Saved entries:
========

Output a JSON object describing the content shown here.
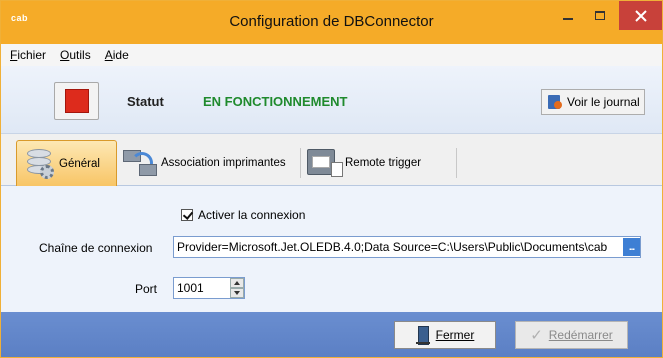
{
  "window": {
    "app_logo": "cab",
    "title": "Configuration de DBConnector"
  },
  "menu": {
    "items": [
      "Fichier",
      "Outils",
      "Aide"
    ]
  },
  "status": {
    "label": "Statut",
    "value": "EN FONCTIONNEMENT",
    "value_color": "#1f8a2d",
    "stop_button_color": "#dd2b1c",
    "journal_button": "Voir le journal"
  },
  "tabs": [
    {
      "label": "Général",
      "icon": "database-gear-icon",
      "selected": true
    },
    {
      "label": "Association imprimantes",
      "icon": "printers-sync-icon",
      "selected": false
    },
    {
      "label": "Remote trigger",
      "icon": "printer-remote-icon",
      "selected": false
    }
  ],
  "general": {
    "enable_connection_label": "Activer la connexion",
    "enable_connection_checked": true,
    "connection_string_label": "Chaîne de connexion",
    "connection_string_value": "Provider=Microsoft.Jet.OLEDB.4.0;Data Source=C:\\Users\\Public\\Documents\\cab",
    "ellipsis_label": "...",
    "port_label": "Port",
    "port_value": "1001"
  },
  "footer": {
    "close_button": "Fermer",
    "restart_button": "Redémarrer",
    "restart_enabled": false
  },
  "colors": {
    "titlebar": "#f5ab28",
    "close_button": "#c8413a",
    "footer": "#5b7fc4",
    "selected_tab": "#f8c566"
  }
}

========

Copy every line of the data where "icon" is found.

      "icon": "database-gear-icon",
      "icon": "printers-sync-icon",
      "icon": "printer-remote-icon",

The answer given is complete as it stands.